Activity: Gather every line in the records below that contains the word "ping".

(Element data from apps and pages)
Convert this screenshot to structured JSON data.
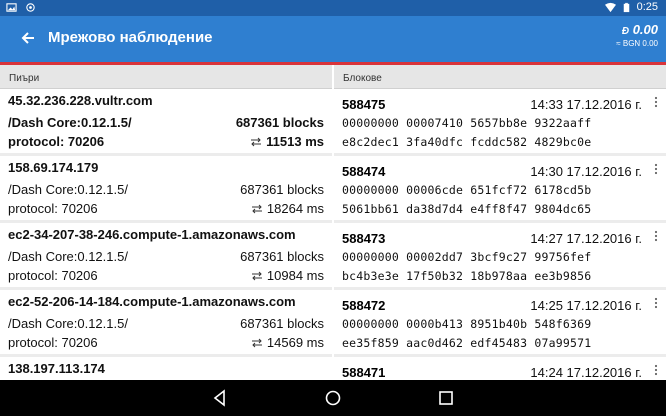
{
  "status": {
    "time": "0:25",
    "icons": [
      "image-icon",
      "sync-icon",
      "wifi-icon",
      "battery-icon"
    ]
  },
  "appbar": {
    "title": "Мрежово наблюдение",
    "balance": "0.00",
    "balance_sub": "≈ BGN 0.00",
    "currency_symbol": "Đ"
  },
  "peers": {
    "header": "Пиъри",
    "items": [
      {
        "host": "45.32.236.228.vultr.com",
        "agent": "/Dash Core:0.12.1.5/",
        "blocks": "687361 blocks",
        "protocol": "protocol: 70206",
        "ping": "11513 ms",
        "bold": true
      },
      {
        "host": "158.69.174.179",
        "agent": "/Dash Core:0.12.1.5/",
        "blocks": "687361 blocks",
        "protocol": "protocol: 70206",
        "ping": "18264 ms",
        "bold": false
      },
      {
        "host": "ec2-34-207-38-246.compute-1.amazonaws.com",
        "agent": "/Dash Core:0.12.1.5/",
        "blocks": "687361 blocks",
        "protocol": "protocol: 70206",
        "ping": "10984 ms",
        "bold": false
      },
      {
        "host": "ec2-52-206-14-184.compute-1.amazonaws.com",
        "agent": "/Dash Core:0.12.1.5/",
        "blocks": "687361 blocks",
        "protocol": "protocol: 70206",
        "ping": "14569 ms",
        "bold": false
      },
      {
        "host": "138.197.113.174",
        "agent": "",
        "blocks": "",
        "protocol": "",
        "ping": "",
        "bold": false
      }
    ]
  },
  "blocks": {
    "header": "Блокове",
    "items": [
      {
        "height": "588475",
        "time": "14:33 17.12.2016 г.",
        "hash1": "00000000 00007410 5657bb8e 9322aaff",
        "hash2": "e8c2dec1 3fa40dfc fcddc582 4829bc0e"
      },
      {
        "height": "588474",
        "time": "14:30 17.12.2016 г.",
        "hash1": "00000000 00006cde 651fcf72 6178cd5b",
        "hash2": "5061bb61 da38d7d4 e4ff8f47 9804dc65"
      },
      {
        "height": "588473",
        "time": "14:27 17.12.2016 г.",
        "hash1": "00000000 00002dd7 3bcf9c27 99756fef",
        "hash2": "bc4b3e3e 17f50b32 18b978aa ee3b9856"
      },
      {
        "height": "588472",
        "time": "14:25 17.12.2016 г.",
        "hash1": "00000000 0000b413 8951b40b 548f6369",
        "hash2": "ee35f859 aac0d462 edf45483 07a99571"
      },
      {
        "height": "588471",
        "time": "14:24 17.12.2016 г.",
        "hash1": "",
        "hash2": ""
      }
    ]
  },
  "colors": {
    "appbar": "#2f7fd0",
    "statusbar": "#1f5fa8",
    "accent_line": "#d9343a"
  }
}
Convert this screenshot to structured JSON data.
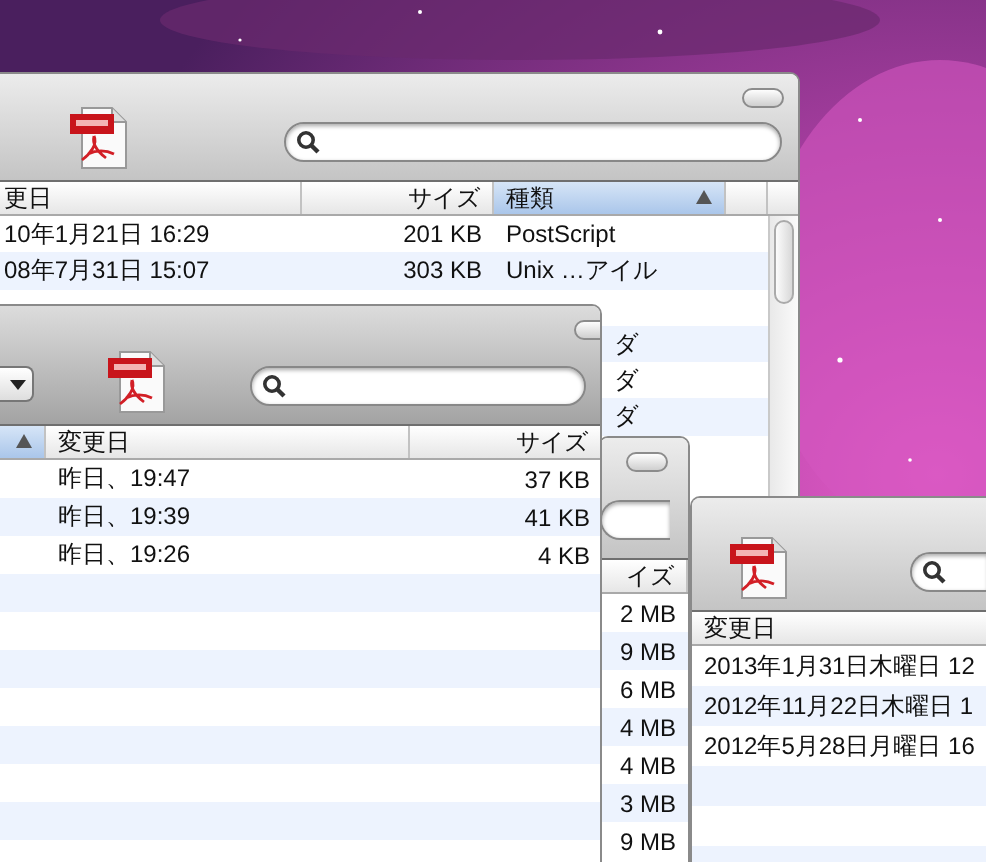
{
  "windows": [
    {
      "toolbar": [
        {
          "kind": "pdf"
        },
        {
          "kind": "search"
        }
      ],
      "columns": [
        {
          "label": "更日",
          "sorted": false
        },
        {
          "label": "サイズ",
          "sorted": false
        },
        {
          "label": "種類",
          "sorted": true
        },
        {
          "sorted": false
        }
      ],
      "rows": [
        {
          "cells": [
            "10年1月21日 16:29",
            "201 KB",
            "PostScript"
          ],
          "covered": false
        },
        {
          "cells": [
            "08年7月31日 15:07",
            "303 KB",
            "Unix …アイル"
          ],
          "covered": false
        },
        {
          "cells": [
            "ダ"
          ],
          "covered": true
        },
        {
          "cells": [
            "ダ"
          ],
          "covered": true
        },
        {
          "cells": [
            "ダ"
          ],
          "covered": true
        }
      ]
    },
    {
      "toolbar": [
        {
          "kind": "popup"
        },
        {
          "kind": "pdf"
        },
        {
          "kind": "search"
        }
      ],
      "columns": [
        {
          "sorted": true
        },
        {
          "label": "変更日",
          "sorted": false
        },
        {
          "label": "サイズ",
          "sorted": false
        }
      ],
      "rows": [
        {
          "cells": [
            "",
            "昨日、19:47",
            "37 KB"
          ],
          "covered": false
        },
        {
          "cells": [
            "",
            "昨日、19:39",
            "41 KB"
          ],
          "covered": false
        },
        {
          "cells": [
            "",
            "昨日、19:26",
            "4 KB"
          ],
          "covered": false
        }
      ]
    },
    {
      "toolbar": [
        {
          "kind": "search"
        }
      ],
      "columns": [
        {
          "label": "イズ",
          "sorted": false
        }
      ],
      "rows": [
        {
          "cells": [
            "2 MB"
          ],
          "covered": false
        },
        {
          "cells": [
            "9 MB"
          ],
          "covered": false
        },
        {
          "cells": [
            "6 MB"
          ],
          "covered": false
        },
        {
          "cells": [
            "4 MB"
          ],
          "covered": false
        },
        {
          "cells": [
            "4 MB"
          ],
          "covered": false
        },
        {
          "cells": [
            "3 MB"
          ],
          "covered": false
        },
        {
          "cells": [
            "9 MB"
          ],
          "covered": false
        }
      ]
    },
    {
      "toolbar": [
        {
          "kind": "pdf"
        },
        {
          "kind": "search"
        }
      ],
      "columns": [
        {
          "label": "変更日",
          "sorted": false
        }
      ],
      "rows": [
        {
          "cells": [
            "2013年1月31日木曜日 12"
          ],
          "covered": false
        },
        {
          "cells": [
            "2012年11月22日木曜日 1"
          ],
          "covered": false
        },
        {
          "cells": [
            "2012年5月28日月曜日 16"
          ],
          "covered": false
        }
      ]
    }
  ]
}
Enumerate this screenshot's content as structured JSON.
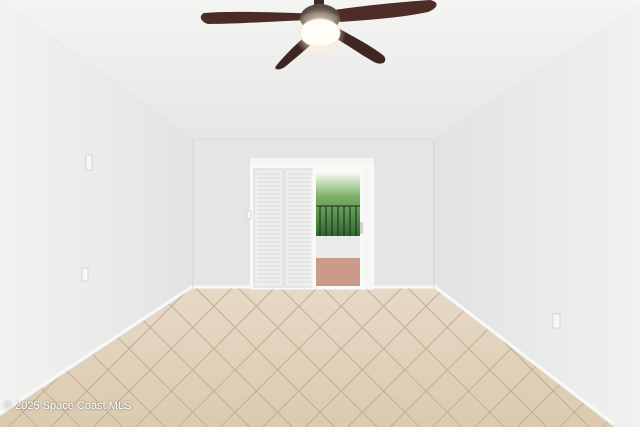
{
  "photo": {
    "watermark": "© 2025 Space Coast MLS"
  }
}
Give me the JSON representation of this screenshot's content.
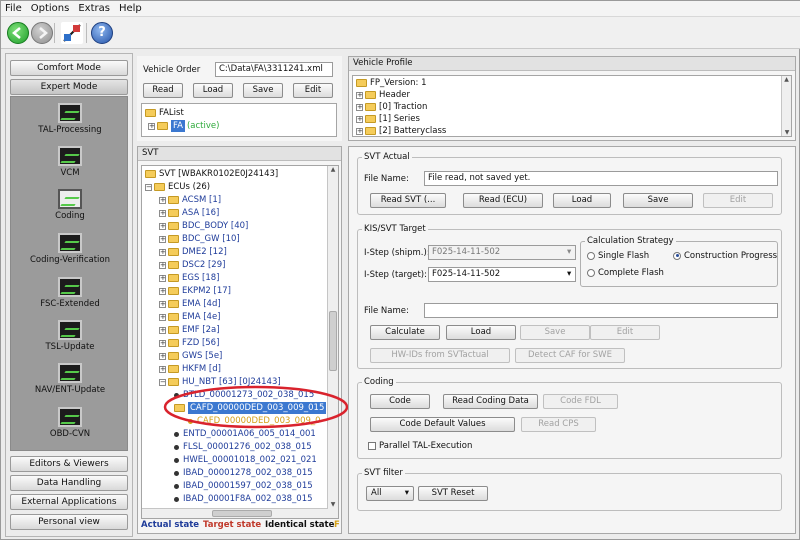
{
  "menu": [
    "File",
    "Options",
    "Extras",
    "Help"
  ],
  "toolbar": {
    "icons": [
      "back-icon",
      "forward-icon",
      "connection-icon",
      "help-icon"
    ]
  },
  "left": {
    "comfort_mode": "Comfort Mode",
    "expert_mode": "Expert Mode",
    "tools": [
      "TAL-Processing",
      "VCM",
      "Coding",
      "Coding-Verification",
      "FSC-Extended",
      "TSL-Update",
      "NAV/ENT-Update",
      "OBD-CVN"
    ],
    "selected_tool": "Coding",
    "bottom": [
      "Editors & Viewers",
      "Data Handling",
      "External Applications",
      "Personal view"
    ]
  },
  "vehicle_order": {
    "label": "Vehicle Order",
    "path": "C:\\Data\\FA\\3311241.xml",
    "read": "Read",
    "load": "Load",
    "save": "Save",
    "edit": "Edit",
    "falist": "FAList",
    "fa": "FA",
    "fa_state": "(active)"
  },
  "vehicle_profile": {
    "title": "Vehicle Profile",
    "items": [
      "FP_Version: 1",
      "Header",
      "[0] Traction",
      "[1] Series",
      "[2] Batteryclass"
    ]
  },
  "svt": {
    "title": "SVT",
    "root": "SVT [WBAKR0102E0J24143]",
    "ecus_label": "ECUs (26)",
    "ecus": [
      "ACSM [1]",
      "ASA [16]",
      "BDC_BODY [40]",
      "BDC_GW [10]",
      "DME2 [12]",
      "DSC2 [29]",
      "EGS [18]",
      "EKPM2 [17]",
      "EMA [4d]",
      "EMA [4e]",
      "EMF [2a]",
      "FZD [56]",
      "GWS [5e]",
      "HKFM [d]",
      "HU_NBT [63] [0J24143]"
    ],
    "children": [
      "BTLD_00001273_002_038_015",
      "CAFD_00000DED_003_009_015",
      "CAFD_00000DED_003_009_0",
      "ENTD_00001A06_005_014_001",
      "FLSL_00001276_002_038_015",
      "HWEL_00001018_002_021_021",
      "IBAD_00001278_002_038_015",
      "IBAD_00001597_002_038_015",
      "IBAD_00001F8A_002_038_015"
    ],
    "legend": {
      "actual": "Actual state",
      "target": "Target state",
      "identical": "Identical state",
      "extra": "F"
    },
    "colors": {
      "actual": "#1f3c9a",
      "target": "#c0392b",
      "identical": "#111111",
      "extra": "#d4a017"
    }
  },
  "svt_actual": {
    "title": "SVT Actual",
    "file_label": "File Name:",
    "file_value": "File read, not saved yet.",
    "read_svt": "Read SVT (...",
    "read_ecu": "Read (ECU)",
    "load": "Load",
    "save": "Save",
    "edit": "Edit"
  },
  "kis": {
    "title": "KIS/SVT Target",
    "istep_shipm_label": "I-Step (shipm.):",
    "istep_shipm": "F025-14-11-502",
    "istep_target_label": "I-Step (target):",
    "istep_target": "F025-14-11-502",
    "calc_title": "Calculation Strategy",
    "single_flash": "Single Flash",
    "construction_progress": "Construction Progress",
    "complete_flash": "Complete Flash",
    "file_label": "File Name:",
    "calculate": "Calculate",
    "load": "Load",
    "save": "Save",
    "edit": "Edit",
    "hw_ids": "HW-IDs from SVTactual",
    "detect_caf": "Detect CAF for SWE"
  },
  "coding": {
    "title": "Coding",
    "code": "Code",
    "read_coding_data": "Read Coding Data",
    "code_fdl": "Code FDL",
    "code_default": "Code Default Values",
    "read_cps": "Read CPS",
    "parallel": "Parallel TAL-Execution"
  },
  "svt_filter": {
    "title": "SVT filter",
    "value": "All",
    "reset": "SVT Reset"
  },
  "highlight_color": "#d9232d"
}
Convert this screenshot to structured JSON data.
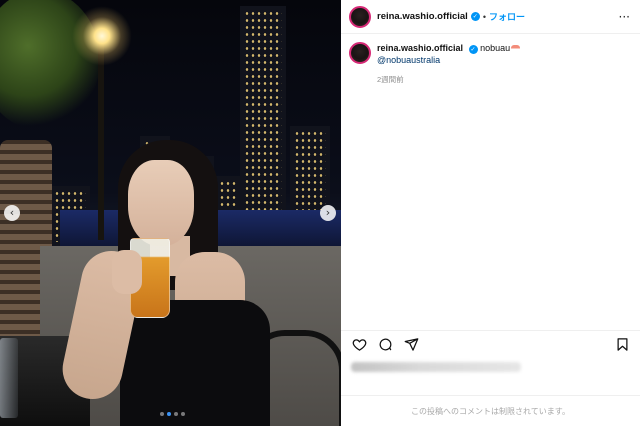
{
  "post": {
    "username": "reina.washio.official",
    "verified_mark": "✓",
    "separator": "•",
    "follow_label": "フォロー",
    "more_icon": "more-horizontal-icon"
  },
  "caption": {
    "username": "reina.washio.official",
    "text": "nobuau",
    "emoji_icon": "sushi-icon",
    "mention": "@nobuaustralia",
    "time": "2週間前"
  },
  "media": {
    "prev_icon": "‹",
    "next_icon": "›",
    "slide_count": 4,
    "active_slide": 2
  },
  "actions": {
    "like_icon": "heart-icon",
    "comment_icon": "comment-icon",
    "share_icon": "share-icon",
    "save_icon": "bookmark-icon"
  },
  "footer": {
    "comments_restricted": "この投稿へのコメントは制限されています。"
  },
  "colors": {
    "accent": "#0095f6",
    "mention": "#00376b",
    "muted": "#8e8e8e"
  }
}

Answer area:
        "ping": "11513 ms",
        "ping": "18264 ms",
        "ping": "10984 ms",
        "ping": "14569 ms",
        "ping": "",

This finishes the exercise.